After the House and Senate arrived at widely differing conclusions - the Senate approving unsrestricted abortion funding and the House calling for severe restrictions - a conference committee worked out a compromise which would allow abortion funding if one doctor certified that a continuation of pregnancy would endanger the mother's health or if the pregnancy were a result of rape or incest or if the fetus was deformed.
A final emotion-laden issue, the legalization of the controversial cancer drug laetrile, was resolved late last week when the legislature sent Lee a bill allowing physicians in the state to prescribe laetrile for cancer patients.
The Assembly did defeat overwhelmingly a measure that would have restructured the pension system that covers $50,000 state employes and teachers throughout Maryland.
The bill's proponents predicted that the cost of present system would, in 10 or 20 years' time, overwhelm the state budget and precipitate a fiscal crisis.
However legislators, particularly in the House of Delegates, were obviously more receptive to the pleas of teachers' union lobbyist who said the new system was unfair and that the resolution of the complex pension system problems could wait until another year when the legislators could approve revisions more to the teachers' and employes' liking.
Election year concerns were evident during the early phases of this year's ethics bill as legislators initially tripped over each other to show scandal-weary Marylanders they were serious about regulating the conduct of public officials.
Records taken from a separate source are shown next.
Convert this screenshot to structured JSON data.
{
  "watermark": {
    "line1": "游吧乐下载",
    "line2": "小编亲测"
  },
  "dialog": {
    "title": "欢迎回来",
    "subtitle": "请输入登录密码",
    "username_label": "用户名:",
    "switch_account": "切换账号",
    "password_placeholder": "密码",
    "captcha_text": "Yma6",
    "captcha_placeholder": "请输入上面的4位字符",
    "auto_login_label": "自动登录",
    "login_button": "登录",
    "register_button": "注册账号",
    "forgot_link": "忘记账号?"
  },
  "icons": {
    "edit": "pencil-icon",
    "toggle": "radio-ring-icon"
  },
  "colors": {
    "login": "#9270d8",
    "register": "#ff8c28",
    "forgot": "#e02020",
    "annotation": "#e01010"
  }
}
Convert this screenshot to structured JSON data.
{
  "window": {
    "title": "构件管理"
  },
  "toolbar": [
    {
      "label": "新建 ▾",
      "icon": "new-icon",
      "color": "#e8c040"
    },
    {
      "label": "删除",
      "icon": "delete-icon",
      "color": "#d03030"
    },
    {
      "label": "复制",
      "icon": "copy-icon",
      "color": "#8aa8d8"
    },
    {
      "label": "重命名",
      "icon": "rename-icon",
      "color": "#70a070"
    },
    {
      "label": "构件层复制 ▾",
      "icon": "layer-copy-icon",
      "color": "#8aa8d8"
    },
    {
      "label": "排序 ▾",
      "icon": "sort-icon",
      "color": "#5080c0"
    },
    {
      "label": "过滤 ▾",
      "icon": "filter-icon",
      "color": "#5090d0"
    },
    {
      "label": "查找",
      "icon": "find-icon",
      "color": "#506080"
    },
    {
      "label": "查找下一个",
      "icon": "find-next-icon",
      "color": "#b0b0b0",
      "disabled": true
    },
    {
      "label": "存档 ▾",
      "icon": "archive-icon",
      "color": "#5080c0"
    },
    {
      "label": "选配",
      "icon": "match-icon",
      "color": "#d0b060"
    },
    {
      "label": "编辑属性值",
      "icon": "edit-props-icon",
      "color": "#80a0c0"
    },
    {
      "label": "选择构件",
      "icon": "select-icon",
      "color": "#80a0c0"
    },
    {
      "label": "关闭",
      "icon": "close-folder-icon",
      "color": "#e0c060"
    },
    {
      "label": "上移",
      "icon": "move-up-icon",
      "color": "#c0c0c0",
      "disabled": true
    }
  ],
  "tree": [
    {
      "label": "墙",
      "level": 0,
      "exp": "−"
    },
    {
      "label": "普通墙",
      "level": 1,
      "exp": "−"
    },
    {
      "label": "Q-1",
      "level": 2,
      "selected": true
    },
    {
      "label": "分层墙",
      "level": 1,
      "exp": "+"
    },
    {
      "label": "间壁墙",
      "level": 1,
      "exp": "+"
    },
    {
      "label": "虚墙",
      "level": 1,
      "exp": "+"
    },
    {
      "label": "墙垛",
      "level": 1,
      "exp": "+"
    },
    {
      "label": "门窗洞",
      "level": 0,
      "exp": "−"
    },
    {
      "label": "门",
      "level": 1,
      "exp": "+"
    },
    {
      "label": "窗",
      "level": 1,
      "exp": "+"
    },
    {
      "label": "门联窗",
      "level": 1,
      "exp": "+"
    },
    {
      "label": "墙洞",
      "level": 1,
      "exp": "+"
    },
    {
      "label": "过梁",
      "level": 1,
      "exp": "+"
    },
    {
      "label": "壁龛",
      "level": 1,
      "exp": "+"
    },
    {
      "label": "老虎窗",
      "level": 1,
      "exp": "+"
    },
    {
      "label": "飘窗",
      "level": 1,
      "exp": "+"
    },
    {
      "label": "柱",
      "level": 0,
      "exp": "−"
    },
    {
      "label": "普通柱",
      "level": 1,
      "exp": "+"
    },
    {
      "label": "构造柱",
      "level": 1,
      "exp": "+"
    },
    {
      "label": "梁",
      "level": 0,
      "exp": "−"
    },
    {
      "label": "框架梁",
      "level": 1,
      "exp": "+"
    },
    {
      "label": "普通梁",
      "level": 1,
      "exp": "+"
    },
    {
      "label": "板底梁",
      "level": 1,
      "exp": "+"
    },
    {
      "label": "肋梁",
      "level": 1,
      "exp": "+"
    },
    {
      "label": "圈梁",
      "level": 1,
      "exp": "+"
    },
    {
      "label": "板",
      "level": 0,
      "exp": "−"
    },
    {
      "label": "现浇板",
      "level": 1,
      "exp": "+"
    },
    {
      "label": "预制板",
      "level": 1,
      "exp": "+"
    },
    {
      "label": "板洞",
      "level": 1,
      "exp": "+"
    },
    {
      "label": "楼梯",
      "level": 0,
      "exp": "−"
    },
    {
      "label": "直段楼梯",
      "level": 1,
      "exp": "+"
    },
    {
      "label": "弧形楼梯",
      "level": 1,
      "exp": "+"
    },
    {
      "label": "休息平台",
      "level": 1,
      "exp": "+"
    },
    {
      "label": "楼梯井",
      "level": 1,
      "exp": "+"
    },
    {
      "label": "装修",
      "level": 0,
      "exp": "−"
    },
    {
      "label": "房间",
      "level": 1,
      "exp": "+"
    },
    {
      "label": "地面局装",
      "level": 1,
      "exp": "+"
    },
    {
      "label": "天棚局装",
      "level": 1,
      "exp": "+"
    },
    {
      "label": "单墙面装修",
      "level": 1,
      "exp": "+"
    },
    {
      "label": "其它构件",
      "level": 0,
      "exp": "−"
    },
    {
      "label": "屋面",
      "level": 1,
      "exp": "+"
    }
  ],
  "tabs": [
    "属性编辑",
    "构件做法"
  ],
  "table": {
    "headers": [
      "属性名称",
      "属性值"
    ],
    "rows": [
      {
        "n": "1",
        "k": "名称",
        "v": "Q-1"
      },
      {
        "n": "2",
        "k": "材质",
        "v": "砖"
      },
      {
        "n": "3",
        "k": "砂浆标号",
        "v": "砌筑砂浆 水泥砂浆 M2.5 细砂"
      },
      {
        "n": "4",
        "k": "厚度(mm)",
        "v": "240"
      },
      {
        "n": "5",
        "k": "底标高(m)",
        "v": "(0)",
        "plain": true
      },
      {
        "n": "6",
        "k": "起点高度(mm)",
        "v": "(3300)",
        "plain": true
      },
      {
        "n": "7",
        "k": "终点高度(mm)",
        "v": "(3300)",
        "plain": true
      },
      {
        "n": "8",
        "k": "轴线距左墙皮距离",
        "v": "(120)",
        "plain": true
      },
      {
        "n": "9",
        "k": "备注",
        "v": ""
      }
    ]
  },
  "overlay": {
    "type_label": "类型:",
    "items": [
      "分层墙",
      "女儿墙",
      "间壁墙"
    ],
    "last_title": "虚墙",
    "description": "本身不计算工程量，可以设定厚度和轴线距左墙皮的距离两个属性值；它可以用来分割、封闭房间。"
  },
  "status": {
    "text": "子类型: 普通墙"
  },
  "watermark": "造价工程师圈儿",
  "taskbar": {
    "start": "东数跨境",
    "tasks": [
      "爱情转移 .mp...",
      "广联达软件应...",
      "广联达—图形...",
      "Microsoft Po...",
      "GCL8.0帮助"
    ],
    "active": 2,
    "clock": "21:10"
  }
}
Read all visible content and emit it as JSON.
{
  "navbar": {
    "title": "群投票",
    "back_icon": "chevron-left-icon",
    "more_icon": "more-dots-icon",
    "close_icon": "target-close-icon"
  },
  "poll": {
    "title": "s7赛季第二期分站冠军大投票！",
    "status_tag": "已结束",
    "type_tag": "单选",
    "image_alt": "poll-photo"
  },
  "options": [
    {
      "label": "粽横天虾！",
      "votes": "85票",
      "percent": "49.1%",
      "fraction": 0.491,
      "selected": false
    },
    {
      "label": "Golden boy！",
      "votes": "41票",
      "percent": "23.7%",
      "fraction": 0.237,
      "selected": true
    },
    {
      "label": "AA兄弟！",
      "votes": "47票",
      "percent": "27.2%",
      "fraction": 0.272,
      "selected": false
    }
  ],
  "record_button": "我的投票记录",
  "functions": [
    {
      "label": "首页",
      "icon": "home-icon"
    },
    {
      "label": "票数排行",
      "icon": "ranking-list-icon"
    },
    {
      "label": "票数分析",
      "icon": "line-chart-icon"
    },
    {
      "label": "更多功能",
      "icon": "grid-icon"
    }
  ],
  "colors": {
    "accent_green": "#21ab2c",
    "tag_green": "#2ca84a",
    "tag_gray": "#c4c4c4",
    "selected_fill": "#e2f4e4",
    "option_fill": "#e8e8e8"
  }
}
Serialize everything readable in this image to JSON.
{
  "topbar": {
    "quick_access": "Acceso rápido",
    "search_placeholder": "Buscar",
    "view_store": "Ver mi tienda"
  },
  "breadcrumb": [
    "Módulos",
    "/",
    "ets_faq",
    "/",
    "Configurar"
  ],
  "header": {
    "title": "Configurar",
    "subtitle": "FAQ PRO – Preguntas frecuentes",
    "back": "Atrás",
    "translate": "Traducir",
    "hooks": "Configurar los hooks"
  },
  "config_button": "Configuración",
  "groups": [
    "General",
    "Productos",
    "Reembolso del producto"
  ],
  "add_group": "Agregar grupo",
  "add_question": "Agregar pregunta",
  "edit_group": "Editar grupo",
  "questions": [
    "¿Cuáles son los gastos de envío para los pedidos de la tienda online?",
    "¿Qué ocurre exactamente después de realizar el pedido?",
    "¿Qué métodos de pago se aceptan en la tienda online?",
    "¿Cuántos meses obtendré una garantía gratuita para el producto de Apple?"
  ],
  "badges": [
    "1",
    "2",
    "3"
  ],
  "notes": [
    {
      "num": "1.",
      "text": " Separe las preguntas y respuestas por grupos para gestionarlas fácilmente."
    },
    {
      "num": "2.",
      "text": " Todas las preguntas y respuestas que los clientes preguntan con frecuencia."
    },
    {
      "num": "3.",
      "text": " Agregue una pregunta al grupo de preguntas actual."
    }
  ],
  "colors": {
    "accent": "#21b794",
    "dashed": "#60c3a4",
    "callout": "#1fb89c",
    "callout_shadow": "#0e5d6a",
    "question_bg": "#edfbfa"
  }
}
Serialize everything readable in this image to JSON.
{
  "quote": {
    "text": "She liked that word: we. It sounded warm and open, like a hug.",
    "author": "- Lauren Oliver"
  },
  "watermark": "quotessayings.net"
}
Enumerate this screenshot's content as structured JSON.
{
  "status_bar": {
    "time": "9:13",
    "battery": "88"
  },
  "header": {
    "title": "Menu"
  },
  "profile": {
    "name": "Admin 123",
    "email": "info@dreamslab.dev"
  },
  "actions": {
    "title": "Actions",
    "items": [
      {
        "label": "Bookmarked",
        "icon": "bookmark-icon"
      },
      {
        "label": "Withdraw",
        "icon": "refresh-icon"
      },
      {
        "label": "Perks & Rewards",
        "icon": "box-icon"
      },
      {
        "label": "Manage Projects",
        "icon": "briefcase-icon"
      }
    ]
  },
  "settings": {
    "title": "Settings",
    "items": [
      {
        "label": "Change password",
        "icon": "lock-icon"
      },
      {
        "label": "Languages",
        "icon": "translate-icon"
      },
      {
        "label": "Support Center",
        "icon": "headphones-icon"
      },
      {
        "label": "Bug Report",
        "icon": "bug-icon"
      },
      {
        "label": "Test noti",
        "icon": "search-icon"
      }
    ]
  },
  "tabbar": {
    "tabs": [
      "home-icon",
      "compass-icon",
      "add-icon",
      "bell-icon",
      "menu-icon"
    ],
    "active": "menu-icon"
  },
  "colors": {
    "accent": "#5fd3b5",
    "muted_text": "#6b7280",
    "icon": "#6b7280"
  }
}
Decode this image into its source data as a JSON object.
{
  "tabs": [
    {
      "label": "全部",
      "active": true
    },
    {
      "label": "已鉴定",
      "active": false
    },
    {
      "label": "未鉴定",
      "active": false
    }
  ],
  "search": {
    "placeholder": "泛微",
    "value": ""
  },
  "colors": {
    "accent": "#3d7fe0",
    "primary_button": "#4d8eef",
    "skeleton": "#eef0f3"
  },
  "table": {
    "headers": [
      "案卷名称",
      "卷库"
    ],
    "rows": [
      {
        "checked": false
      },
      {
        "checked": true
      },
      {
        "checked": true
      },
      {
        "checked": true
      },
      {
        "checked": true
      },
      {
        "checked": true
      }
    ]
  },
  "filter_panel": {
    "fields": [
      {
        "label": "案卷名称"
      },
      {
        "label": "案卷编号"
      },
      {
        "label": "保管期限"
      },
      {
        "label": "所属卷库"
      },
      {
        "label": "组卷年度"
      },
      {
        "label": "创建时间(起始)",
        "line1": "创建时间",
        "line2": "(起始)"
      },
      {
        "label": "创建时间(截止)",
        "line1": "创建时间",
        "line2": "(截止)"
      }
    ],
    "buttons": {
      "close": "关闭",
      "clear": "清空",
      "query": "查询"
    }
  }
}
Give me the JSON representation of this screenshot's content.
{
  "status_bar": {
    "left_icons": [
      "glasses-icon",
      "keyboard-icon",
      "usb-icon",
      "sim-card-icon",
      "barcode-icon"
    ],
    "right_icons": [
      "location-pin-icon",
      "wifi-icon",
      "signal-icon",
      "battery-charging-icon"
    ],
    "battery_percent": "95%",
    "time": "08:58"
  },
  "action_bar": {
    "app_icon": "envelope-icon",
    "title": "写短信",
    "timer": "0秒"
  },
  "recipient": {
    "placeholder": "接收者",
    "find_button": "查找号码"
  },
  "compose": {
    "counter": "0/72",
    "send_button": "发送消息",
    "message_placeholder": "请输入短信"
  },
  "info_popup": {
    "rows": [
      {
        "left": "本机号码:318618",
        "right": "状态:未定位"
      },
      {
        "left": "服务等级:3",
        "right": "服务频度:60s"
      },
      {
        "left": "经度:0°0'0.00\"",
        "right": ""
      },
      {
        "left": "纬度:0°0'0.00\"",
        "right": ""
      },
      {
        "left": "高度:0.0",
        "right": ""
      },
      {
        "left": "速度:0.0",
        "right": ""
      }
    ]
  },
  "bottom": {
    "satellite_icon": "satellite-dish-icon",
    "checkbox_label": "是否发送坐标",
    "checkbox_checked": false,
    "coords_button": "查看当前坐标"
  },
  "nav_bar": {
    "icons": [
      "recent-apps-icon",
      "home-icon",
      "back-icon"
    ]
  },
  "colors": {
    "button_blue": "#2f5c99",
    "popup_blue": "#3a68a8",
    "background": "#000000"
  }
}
When Lee revealed plans in his state-of-the-state message to introduce an ethics bill, his gubernatorial rival Stenis H. Hoyer hurriedly put his name on aseparate measure. To insure that his bill would prevail, Hoyer, the senate president, attracted 32 cosponsors, including several senators traditionally cool to reform legislation.
But the early session interest in inform gradually dissolved as the ethics bill moved through the legislative process. The Senate killed the Lee bill and passed the Hoyer measure after a few weakening amendments and the defection of several of the bill's original sponsors.
The House continued to whittle away at the bill yesterday, deleting such key features as a blanket prohibition on gifts to public officials from lobbyist and persons doing business with the state. It killed a provision requiring public officials to disclose all business interests.
The original bill was designed to replaced the current hodge-podge of ethics laws with statutes prohibiting conflicts of interest by legislatures and top state officials. They are now regulated by in-house rules that are not legally binding.
Legislators also attempted to deal this year with some of the other lingering concerns raised by the political corruption trial of Mandel.
One of these was a question of the governor's salary, which, at $25,000 a year, was the lowest gubernatorial salary in the country. This year, the legislature enacted a measure raising that salary to $60,000, thus making Maryland's governor the fourth highest paid in the country.
After raising the governor's salary, the legislators moved to raise their own pay. Their course on this was more circuitous however; they took advantage of a quirk in a state law, and manage to give themselves a series of raises which will take them from their present $12,500 salary up $18,000 for the four years while appearing to vote against any raise.